Directions for this task »
Repeat the entries exactly, and do not carry the pictures over.

------------------------------

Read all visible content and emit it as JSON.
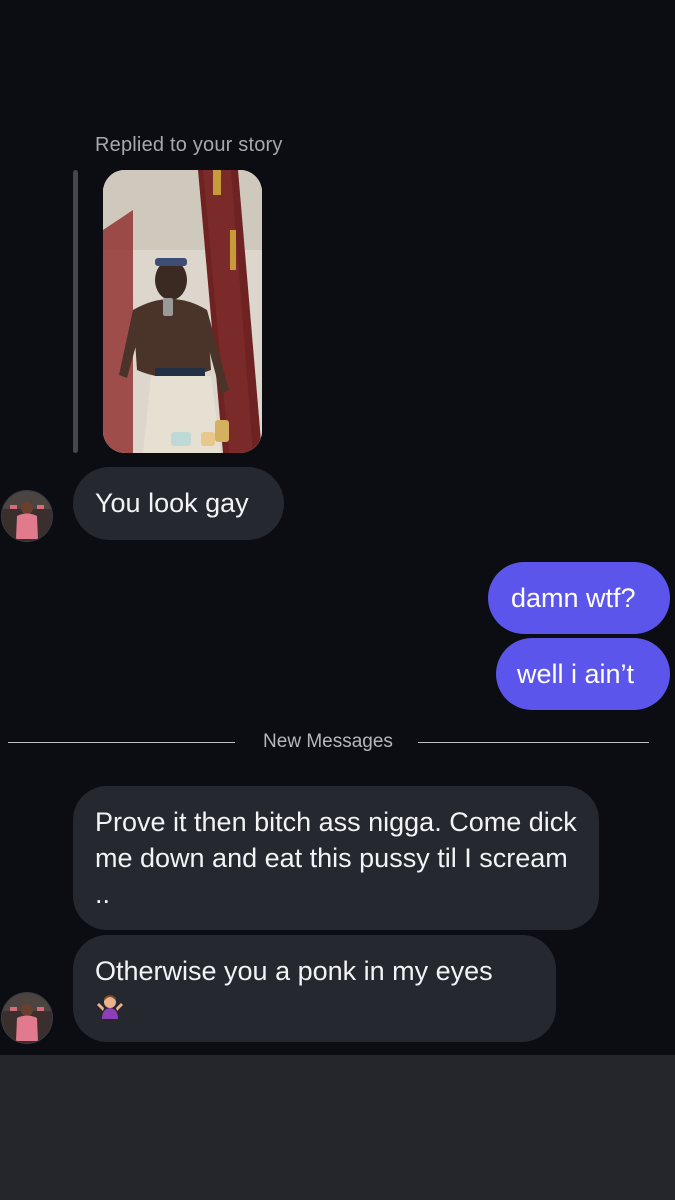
{
  "conversation": {
    "reply_label": "Replied to your story",
    "divider_label": "New Messages",
    "messages": [
      {
        "from": "them",
        "text": "You look gay"
      },
      {
        "from": "me",
        "text": "damn wtf?"
      },
      {
        "from": "me",
        "text": "well i ain’t"
      },
      {
        "from": "them",
        "text": "Prove it then bitch ass nigga. Come dick me down and eat this pussy til I scream .."
      },
      {
        "from": "them",
        "text": "Otherwise you a ponk in my eyes",
        "emoji": "person-shrugging-emoji"
      }
    ]
  },
  "colors": {
    "background": "#0b0d12",
    "incoming_bubble": "#25282e",
    "outgoing_bubble": "#5b55eb",
    "composer_area": "#24262b"
  }
}
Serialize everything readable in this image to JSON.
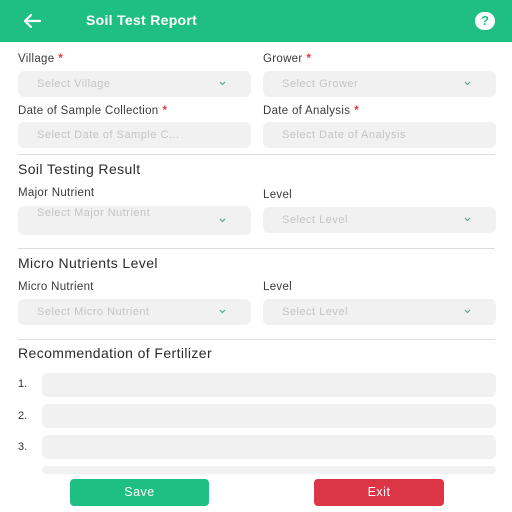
{
  "app": {
    "title": "Soil Test Report",
    "back_icon": "arrow-left-icon",
    "help_icon": "question-circle-icon",
    "help_glyph": "?",
    "accent_color": "#1fbf83",
    "danger_color": "#dc3545"
  },
  "sample": {
    "village": {
      "label": "Village",
      "required_mark": "*",
      "placeholder": "Select Village"
    },
    "grower": {
      "label": "Grower",
      "required_mark": "*",
      "placeholder": "Select Grower"
    },
    "collection_date": {
      "label": "Date of Sample Collection",
      "required_mark": "*",
      "placeholder": "Select Date of Sample C..."
    },
    "analysis_date": {
      "label": "Date of Analysis",
      "required_mark": "*",
      "placeholder": "Select Date of Analysis"
    }
  },
  "soil_testing": {
    "heading": "Soil Testing Result",
    "major_nutrient": {
      "label": "Major Nutrient",
      "placeholder": "Select Major Nutrient"
    },
    "level": {
      "label": "Level",
      "placeholder": "Select Level"
    }
  },
  "micro_nutrients": {
    "heading": "Micro Nutrients Level",
    "micro_nutrient": {
      "label": "Micro Nutrient",
      "placeholder": "Select Micro Nutrient"
    },
    "level": {
      "label": "Level",
      "placeholder": "Select Level"
    }
  },
  "recommendation": {
    "heading": "Recommendation of Fertilizer",
    "items": [
      {
        "number": "1.",
        "value": ""
      },
      {
        "number": "2.",
        "value": ""
      },
      {
        "number": "3.",
        "value": ""
      }
    ]
  },
  "actions": {
    "save_label": "Save",
    "exit_label": "Exit"
  }
}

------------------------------

Written response »
Read all visible content and emit it as JSON.
{
  "conversation": {
    "reply_label": "Replied to your story",
    "divider_label": "New Messages",
    "messages": [
      {
        "from": "them",
        "text": "You look gay"
      },
      {
        "from": "me",
        "text": "damn wtf?"
      },
      {
        "from": "me",
        "text": "well i ain’t"
      },
      {
        "from": "them",
        "text": "Prove it then bitch ass nigga. Come dick me down and eat this pussy til I scream .."
      },
      {
        "from": "them",
        "text": "Otherwise you a ponk in my eyes",
        "emoji": "person-shrugging-emoji"
      }
    ]
  },
  "colors": {
    "background": "#0b0d12",
    "incoming_bubble": "#25282e",
    "outgoing_bubble": "#5b55eb",
    "composer_area": "#24262b"
  }
}
Serialize everything readable in this image to JSON.
{
  "app": {
    "title": "Soil Test Report",
    "back_icon": "arrow-left-icon",
    "help_icon": "question-circle-icon",
    "help_glyph": "?",
    "accent_color": "#1fbf83",
    "danger_color": "#dc3545"
  },
  "sample": {
    "village": {
      "label": "Village",
      "required_mark": "*",
      "placeholder": "Select Village"
    },
    "grower": {
      "label": "Grower",
      "required_mark": "*",
      "placeholder": "Select Grower"
    },
    "collection_date": {
      "label": "Date of Sample Collection",
      "required_mark": "*",
      "placeholder": "Select Date of Sample C..."
    },
    "analysis_date": {
      "label": "Date of Analysis",
      "required_mark": "*",
      "placeholder": "Select Date of Analysis"
    }
  },
  "soil_testing": {
    "heading": "Soil Testing Result",
    "major_nutrient": {
      "label": "Major Nutrient",
      "placeholder": "Select Major Nutrient"
    },
    "level": {
      "label": "Level",
      "placeholder": "Select Level"
    }
  },
  "micro_nutrients": {
    "heading": "Micro Nutrients Level",
    "micro_nutrient": {
      "label": "Micro Nutrient",
      "placeholder": "Select Micro Nutrient"
    },
    "level": {
      "label": "Level",
      "placeholder": "Select Level"
    }
  },
  "recommendation": {
    "heading": "Recommendation of Fertilizer",
    "items": [
      {
        "number": "1.",
        "value": ""
      },
      {
        "number": "2.",
        "value": ""
      },
      {
        "number": "3.",
        "value": ""
      }
    ]
  },
  "actions": {
    "save_label": "Save",
    "exit_label": "Exit"
  }
}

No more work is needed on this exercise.